And so Lhakpa was leading us now through darkening forests of Himalayan oaks and sycamores, threaded by hanging moss and secret moans. The atmospherics might have been threatening to some in our group; they reminded you of the scenes in the old Snow White film fantasy. But there was no danger here for the romanticists among us. There was no wicked queen in this forest. Annapurna ruled here, the goddess of the harvest in the villagers lore. Ahead the scenes were startling. Waterfalls laced their way hundreds of feet down the forested ravines. Much of this time Lhakpa was quietly threading his prayer beads as he walked, unobtrusively reciting “ Ohm mani padme hum” with each turn of the beads, a prayer to his deities.

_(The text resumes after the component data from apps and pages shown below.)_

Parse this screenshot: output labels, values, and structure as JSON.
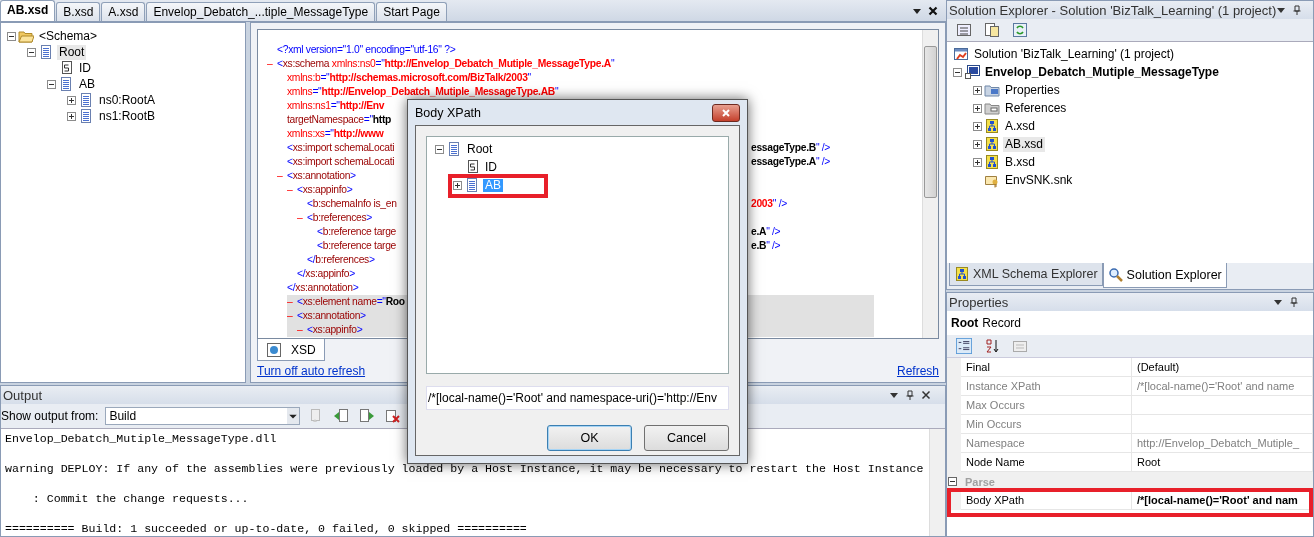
{
  "document_tabs": [
    {
      "label": "AB.xsd",
      "selected": true
    },
    {
      "label": "B.xsd",
      "selected": false
    },
    {
      "label": "A.xsd",
      "selected": false
    },
    {
      "label": "Envelop_Debatch_...tiple_MessageType",
      "selected": false
    },
    {
      "label": "Start Page",
      "selected": false
    }
  ],
  "schema_tree": [
    {
      "label": "<Schema>",
      "kind": "folder",
      "expanded": true,
      "selected": false,
      "children": [
        {
          "label": "Root",
          "kind": "record",
          "expanded": true,
          "selected": true,
          "children": [
            {
              "label": "ID",
              "kind": "field",
              "selected": false
            },
            {
              "label": "AB",
              "kind": "record",
              "expanded": true,
              "selected": false,
              "children": [
                {
                  "label": "ns0:RootA",
                  "kind": "record",
                  "expanded": false,
                  "selected": false
                },
                {
                  "label": "ns1:RootB",
                  "kind": "record",
                  "expanded": false,
                  "selected": false
                }
              ]
            }
          ]
        }
      ]
    }
  ],
  "xml_view": {
    "lines": [
      {
        "highlighted": false,
        "parts": [
          {
            "kind": "p",
            "text": "<?xml version=\"1.0\" encoding=\"utf-16\" ?>"
          }
        ]
      },
      {
        "toggle": "–",
        "highlighted": false,
        "parts": [
          {
            "kind": "p",
            "text": "<"
          },
          {
            "kind": "tag",
            "text": "xs:schema"
          },
          {
            "kind": "nsattr",
            "text": " xmlns:ns0"
          },
          {
            "kind": "p",
            "text": "=\""
          },
          {
            "kind": "nsval",
            "text": "http://Envelop_Debatch_Mutiple_MessageType.A"
          },
          {
            "kind": "p",
            "text": "\""
          }
        ],
        "children": [
          {
            "highlighted": false,
            "parts": [
              {
                "kind": "nsattr",
                "text": "xmlns:b"
              },
              {
                "kind": "p",
                "text": "=\""
              },
              {
                "kind": "nsval",
                "text": "http://schemas.microsoft.com/BizTalk/2003"
              },
              {
                "kind": "p",
                "text": "\""
              }
            ]
          },
          {
            "highlighted": false,
            "parts": [
              {
                "kind": "nsattr",
                "text": "xmlns"
              },
              {
                "kind": "p",
                "text": "=\""
              },
              {
                "kind": "nsval",
                "text": "http://Envelop_Debatch_Mutiple_MessageType.AB"
              },
              {
                "kind": "p",
                "text": "\""
              }
            ]
          },
          {
            "highlighted": false,
            "parts": [
              {
                "kind": "nsattr",
                "text": "xmlns:ns1"
              },
              {
                "kind": "p",
                "text": "=\""
              },
              {
                "kind": "nsval",
                "text": "http://Env"
              }
            ]
          },
          {
            "highlighted": false,
            "parts": [
              {
                "kind": "attr",
                "text": "targetNamespace"
              },
              {
                "kind": "p",
                "text": "=\""
              },
              {
                "kind": "val",
                "text": "http"
              }
            ]
          },
          {
            "highlighted": false,
            "parts": [
              {
                "kind": "nsattr",
                "text": "xmlns:xs"
              },
              {
                "kind": "p",
                "text": "=\""
              },
              {
                "kind": "nsval",
                "text": "http://www"
              }
            ]
          },
          {
            "highlighted": false,
            "parts": [
              {
                "kind": "p",
                "text": "<"
              },
              {
                "kind": "tag",
                "text": "xs:import"
              },
              {
                "kind": "attr",
                "text": " schemaLocati"
              }
            ],
            "right": [
              {
                "kind": "val",
                "text": "essageType.B"
              },
              {
                "kind": "p",
                "text": "\" />"
              }
            ]
          },
          {
            "highlighted": false,
            "parts": [
              {
                "kind": "p",
                "text": "<"
              },
              {
                "kind": "tag",
                "text": "xs:import"
              },
              {
                "kind": "attr",
                "text": " schemaLocati"
              }
            ],
            "right": [
              {
                "kind": "val",
                "text": "essageType.A"
              },
              {
                "kind": "p",
                "text": "\" />"
              }
            ]
          },
          {
            "toggle": "–",
            "highlighted": false,
            "parts": [
              {
                "kind": "p",
                "text": "<"
              },
              {
                "kind": "tag",
                "text": "xs:annotation"
              },
              {
                "kind": "p",
                "text": ">"
              }
            ],
            "close": [
              {
                "kind": "p",
                "text": "</"
              },
              {
                "kind": "tag",
                "text": "xs:annotation"
              },
              {
                "kind": "p",
                "text": ">"
              }
            ],
            "children": [
              {
                "toggle": "–",
                "highlighted": false,
                "parts": [
                  {
                    "kind": "p",
                    "text": "<"
                  },
                  {
                    "kind": "tag",
                    "text": "xs:appinfo"
                  },
                  {
                    "kind": "p",
                    "text": ">"
                  }
                ],
                "close": [
                  {
                    "kind": "p",
                    "text": "</"
                  },
                  {
                    "kind": "tag",
                    "text": "xs:appinfo"
                  },
                  {
                    "kind": "p",
                    "text": ">"
                  }
                ],
                "children": [
                  {
                    "highlighted": false,
                    "parts": [
                      {
                        "kind": "p",
                        "text": "<"
                      },
                      {
                        "kind": "tag",
                        "text": "b:schemaInfo"
                      },
                      {
                        "kind": "attr",
                        "text": " is_en"
                      }
                    ],
                    "right": [
                      {
                        "kind": "nsval",
                        "text": "2003"
                      },
                      {
                        "kind": "p",
                        "text": "\" />"
                      }
                    ]
                  },
                  {
                    "toggle": "–",
                    "highlighted": false,
                    "parts": [
                      {
                        "kind": "p",
                        "text": "<"
                      },
                      {
                        "kind": "tag",
                        "text": "b:references"
                      },
                      {
                        "kind": "p",
                        "text": ">"
                      }
                    ],
                    "close": [
                      {
                        "kind": "p",
                        "text": "</"
                      },
                      {
                        "kind": "tag",
                        "text": "b:references"
                      },
                      {
                        "kind": "p",
                        "text": ">"
                      }
                    ],
                    "children": [
                      {
                        "highlighted": false,
                        "parts": [
                          {
                            "kind": "p",
                            "text": "<"
                          },
                          {
                            "kind": "tag",
                            "text": "b:reference"
                          },
                          {
                            "kind": "attr",
                            "text": " targe"
                          }
                        ],
                        "right": [
                          {
                            "kind": "val",
                            "text": "e.A"
                          },
                          {
                            "kind": "p",
                            "text": "\" />"
                          }
                        ]
                      },
                      {
                        "highlighted": false,
                        "parts": [
                          {
                            "kind": "p",
                            "text": "<"
                          },
                          {
                            "kind": "tag",
                            "text": "b:reference"
                          },
                          {
                            "kind": "attr",
                            "text": " targe"
                          }
                        ],
                        "right": [
                          {
                            "kind": "val",
                            "text": "e.B"
                          },
                          {
                            "kind": "p",
                            "text": "\" />"
                          }
                        ]
                      }
                    ]
                  }
                ]
              }
            ]
          },
          {
            "toggle": "–",
            "highlighted": true,
            "parts": [
              {
                "kind": "p",
                "text": "<"
              },
              {
                "kind": "tag",
                "text": "xs:element"
              },
              {
                "kind": "attr",
                "text": " name"
              },
              {
                "kind": "p",
                "text": "=\""
              },
              {
                "kind": "val",
                "text": "Roo"
              }
            ],
            "children": [
              {
                "toggle": "–",
                "highlighted": false,
                "parts": [
                  {
                    "kind": "p",
                    "text": "<"
                  },
                  {
                    "kind": "tag",
                    "text": "xs:annotation"
                  },
                  {
                    "kind": "p",
                    "text": ">"
                  }
                ],
                "children": [
                  {
                    "toggle": "–",
                    "highlighted": false,
                    "parts": [
                      {
                        "kind": "p",
                        "text": "<"
                      },
                      {
                        "kind": "tag",
                        "text": "xs:appinfo"
                      },
                      {
                        "kind": "p",
                        "text": ">"
                      }
                    ]
                  }
                ]
              }
            ]
          }
        ]
      }
    ],
    "view_tabs": [
      {
        "label": "XSD",
        "selected": true
      }
    ],
    "links": [
      "Turn off auto refresh",
      "Refresh"
    ]
  },
  "output": {
    "title": "Output",
    "source_label": "Show output from:",
    "source": "Build",
    "lines": [
      "Envelop_Debatch_Mutiple_MessageType.dll",
      "warning DEPLOY: If any of the assemblies were previously loaded by a Host Instance, it may be necessary to restart the Host Instance",
      "    : Commit the change requests...",
      "========== Build: 1 succeeded or up-to-date, 0 failed, 0 skipped =========="
    ]
  },
  "solution_explorer": {
    "title": "Solution Explorer - Solution 'BizTalk_Learning' (1 project)",
    "tree": [
      {
        "label": "Solution 'BizTalk_Learning' (1 project)",
        "kind": "solution",
        "selected": false,
        "children": [
          {
            "label": "Envelop_Debatch_Mutiple_MessageType",
            "kind": "project",
            "bold": true,
            "expanded": true,
            "selected": false,
            "children": [
              {
                "label": "Properties",
                "kind": "properties",
                "expanded": false,
                "selected": false
              },
              {
                "label": "References",
                "kind": "references",
                "expanded": false,
                "selected": false
              },
              {
                "label": "A.xsd",
                "kind": "schema",
                "expanded": false,
                "selected": false
              },
              {
                "label": "AB.xsd",
                "kind": "schema",
                "expanded": false,
                "selected": true
              },
              {
                "label": "B.xsd",
                "kind": "schema",
                "expanded": false,
                "selected": false
              },
              {
                "label": "EnvSNK.snk",
                "kind": "key",
                "selected": false
              }
            ]
          }
        ]
      }
    ],
    "tabs": [
      {
        "label": "XML Schema Explorer",
        "kind": "schema",
        "selected": false
      },
      {
        "label": "Solution Explorer",
        "kind": "search",
        "selected": true
      }
    ]
  },
  "properties": {
    "title": "Properties",
    "object_name": "Root",
    "object_type": "Record",
    "rows": [
      {
        "kind": "property",
        "name": "Final",
        "value": "(Default)",
        "readonly": false,
        "modified": false,
        "flagged": false
      },
      {
        "kind": "property",
        "name": "Instance XPath",
        "value": "/*[local-name()='Root' and name",
        "readonly": true,
        "modified": false,
        "flagged": false
      },
      {
        "kind": "property",
        "name": "Max Occurs",
        "readonly": true,
        "modified": false,
        "flagged": false
      },
      {
        "kind": "property",
        "name": "Min Occurs",
        "readonly": true,
        "modified": false,
        "flagged": false
      },
      {
        "kind": "property",
        "name": "Namespace",
        "value": "http://Envelop_Debatch_Mutiple_",
        "readonly": true,
        "modified": false,
        "flagged": false
      },
      {
        "kind": "property",
        "name": "Node Name",
        "value": "Root",
        "readonly": false,
        "modified": false,
        "flagged": false
      },
      {
        "kind": "category",
        "name": "Parse",
        "expanded": true
      },
      {
        "kind": "property",
        "name": "Body XPath",
        "value": "/*[local-name()='Root' and nam",
        "readonly": false,
        "modified": true,
        "flagged": true
      }
    ]
  },
  "dialog": {
    "title": "Body XPath",
    "tree": [
      {
        "label": "Root",
        "kind": "record",
        "expanded": true,
        "selected": false,
        "flagged": false,
        "children": [
          {
            "label": "ID",
            "kind": "field",
            "selected": false,
            "flagged": false
          },
          {
            "label": "AB",
            "kind": "record",
            "expanded": false,
            "selected": true,
            "flagged": true
          }
        ]
      }
    ],
    "xpath": "/*[local-name()='Root' and namespace-uri()='http://Env",
    "buttons": [
      {
        "label": "OK",
        "default": true
      },
      {
        "label": "Cancel",
        "default": false
      }
    ]
  }
}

And that is how we got acquainted. In the years ahead I sometimes joined him, a little mischievously, in the recital of the beads. He smiled broadly at all of this, understanding that there was no mockery here but rather a light-hearted bonding-–his prayers and mine. I met his family, his wife, the monk, and Dorje and other family members. Dawa, who died on Everest, had to be alike. They built a small tourist lodge in their mountain village of Phortse at 13,000 feet, with a grand view of the of the mountainscape that seemed to stretch forever.
I have been to the Himalayas some 20 times now, almost all of them traveling with friends to elevations at 18,000 feet and beyond. There is no scene like it on earth. I can’t honestly say whether I will travel there again. But if so, Lhakpa will be my first destination, because I owe him one more gift.
On my last visit to our overnight in the trading village of Namche Bazaar, Lhakpa got wind from my trekking bunch that it was my birthday. His friend, the cook Yeltsen, agitated for a birthday cake. I wasn’t supposed to know about it. But Lhakpa was in a fix.
“Jeem,” he said, “how do we get 83 candles on a cake.
I was terrified at the prospect. “Lhakpa,” I said, “I know you are very smart and will figure out a way.”
Three hours later at our dinner in the dining tent he brought a cake with one giant numeral 1 in the middle.
The choral singers in my group weren’t so kind.
About Jim Klobuchar:
In 45 years of daily journalism, Jim Klobuchar’s coverage ranged from presidential campaigns to a trash collector’s ball. He has written from the floor of a tent in the middle of Alaska, from helicopters, from the Alps and from the edge of a sand trap. He was invited to lunch by royalty and to a fist fight by the late Minnesota Viking football coach, Norm Van Brocklin. He wrote a popular column for the Minneapolis Star Tribune for 30 years and has authored 23 books. Retiring as a columnist in 1996, he contributes to Ecumen’s “Changing Aging” blog, MinnPost.com and the Christian Science Monitor. He also leads trips around the world and an annual bike trip across Northern Minnesota. He’s climbed the Matterhorn in the Alps 8 times and has ridden his bike around Lake Superior. He’s also the proud father of two daughters, including Minnesota's senior U.S. Senator Amy Klobuchar.